- [Task instructions] The exercise asks you to copy every line below in which "label" appears.

- [Material shown]
━━━━━━━━━━━━━━━━━━━━━━━━━━━━━━

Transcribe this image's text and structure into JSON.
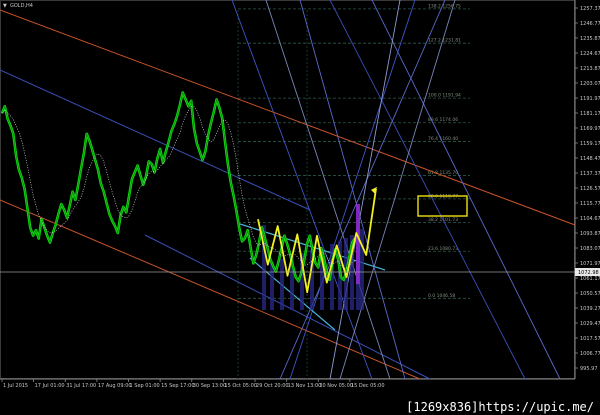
{
  "chart_data": {
    "type": "line",
    "symbol": "GOLD,H4",
    "y_ticks": [
      "1257.37",
      "1246.77",
      "1235.87",
      "1224.67",
      "1213.87",
      "1203.07",
      "1191.97",
      "1181.17",
      "1169.97",
      "1159.17",
      "1148.47",
      "1137.37",
      "1126.57",
      "1115.77",
      "1104.67",
      "1093.87",
      "1083.07",
      "1071.97",
      "1061.17",
      "1050.57",
      "1039.27",
      "1029.47",
      "1017.57",
      "1006.77",
      "995.97"
    ],
    "current_price": "1072.98",
    "x_ticks": [
      "1 Jul 2015",
      "17 Jul 01:00",
      "31 Jul 17:00",
      "17 Aug 09:00",
      "1 Sep 01:00",
      "15 Sep 17:00",
      "30 Sep 13:00",
      "15 Oct 05:00",
      "29 Oct 20:00",
      "13 Nov 13:00",
      "30 Nov 05:00",
      "15 Dec 05:00"
    ],
    "fib_levels": [
      {
        "label": "138.2  1256.75"
      },
      {
        "label": "127.2  1231.81"
      },
      {
        "label": "100.0  1191.94"
      },
      {
        "label": "88.6  1174.06"
      },
      {
        "label": "76.4  1160.40"
      },
      {
        "label": "61.8  1135.70"
      },
      {
        "label": "50.0  1118.77"
      },
      {
        "label": "38.2  1101.73"
      },
      {
        "label": "23.6  1080.73"
      },
      {
        "label": "0.0  1046.58"
      }
    ],
    "price_path": [
      1181,
      1186,
      1177,
      1172,
      1166,
      1150,
      1140,
      1134,
      1126,
      1112,
      1098,
      1092,
      1096,
      1090,
      1104,
      1098,
      1092,
      1087,
      1094,
      1100,
      1108,
      1115,
      1111,
      1105,
      1114,
      1124,
      1118,
      1129,
      1141,
      1152,
      1166,
      1161,
      1154,
      1147,
      1140,
      1130,
      1124,
      1116,
      1108,
      1103,
      1099,
      1094,
      1107,
      1113,
      1109,
      1121,
      1133,
      1138,
      1143,
      1136,
      1129,
      1135,
      1146,
      1144,
      1138,
      1148,
      1155,
      1145,
      1153,
      1160,
      1168,
      1173,
      1179,
      1187,
      1196,
      1191,
      1186,
      1190,
      1170,
      1159,
      1153,
      1147,
      1153,
      1165,
      1174,
      1182,
      1191,
      1185,
      1177,
      1160,
      1144,
      1131,
      1121,
      1110,
      1098,
      1088,
      1090,
      1096,
      1084,
      1072,
      1078,
      1087,
      1098,
      1091,
      1083,
      1075,
      1070,
      1066,
      1074,
      1083,
      1092,
      1086,
      1079,
      1070,
      1062,
      1059,
      1065,
      1074,
      1086,
      1092,
      1081,
      1072,
      1069,
      1083,
      1076,
      1066,
      1060,
      1073,
      1082,
      1075,
      1062,
      1060,
      1066,
      1077,
      1087,
      1090
    ],
    "zigzag": [
      1104,
      1071,
      1099,
      1063,
      1093,
      1051,
      1092,
      1058,
      1085,
      1062,
      1094,
      1078,
      1126
    ]
  },
  "watermark": "[1269x836]https://upic.me/"
}
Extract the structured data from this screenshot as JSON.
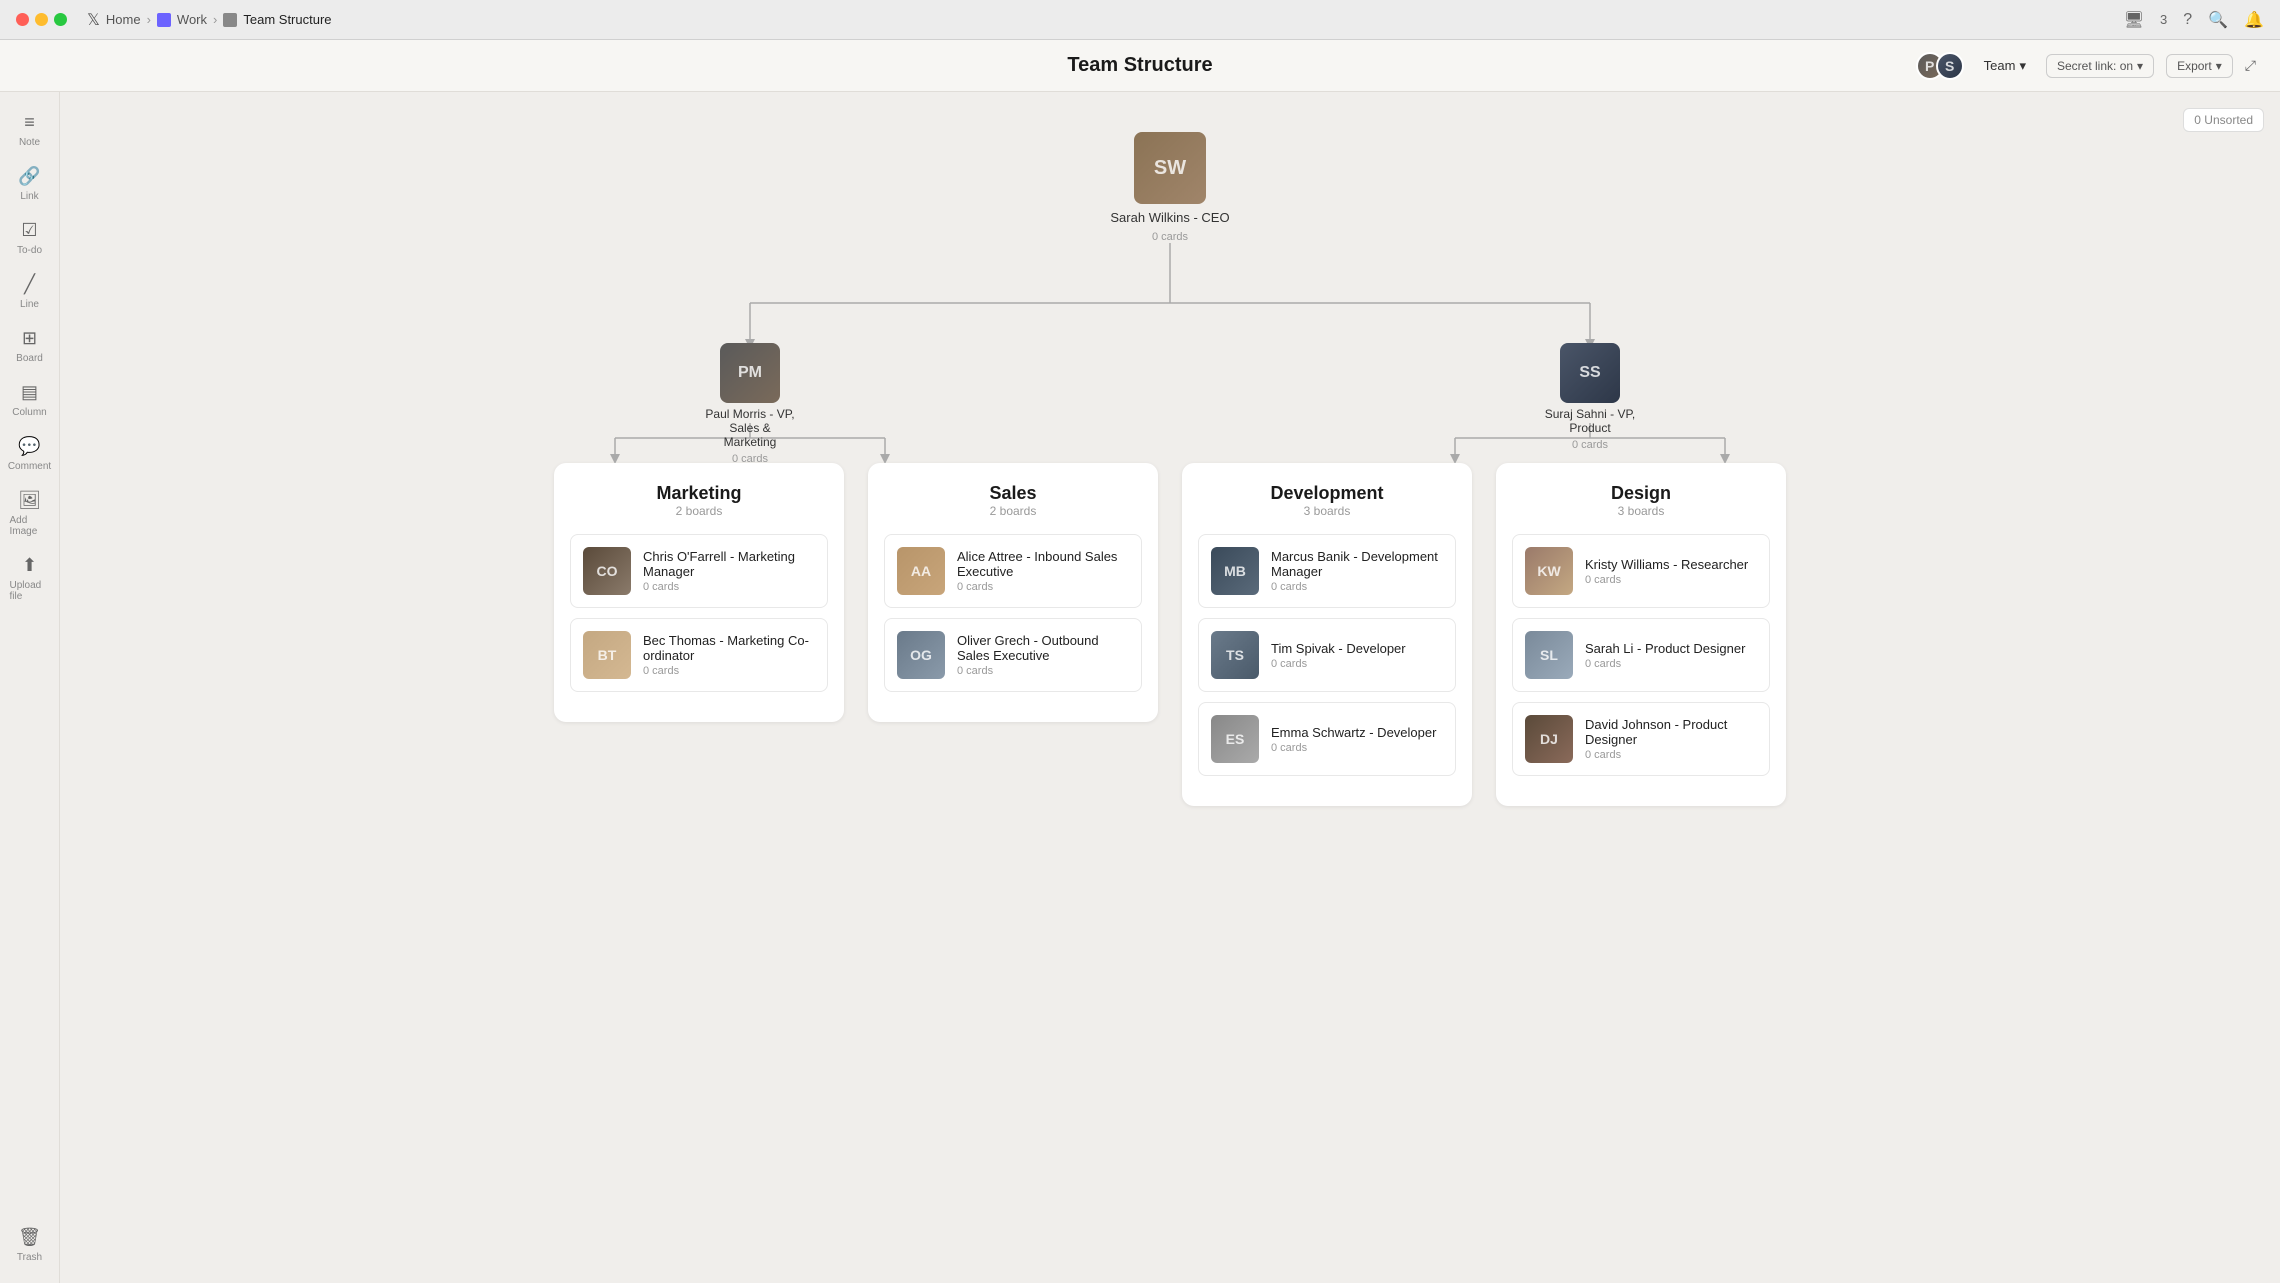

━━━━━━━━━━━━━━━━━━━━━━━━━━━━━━

- [Response area]
        "label": "138.2  1256.75"
        "label": "127.2  1231.81"
        "label": "100.0  1191.94"
        "label": "88.6  1174.06"
        "label": "76.4  1160.40"
        "label": "61.8  1135.70"
        "label": "50.0  1118.77"
        "label": "38.2  1101.73"
        "label": "23.6  1080.73"
        "label": "0.0  1046.58"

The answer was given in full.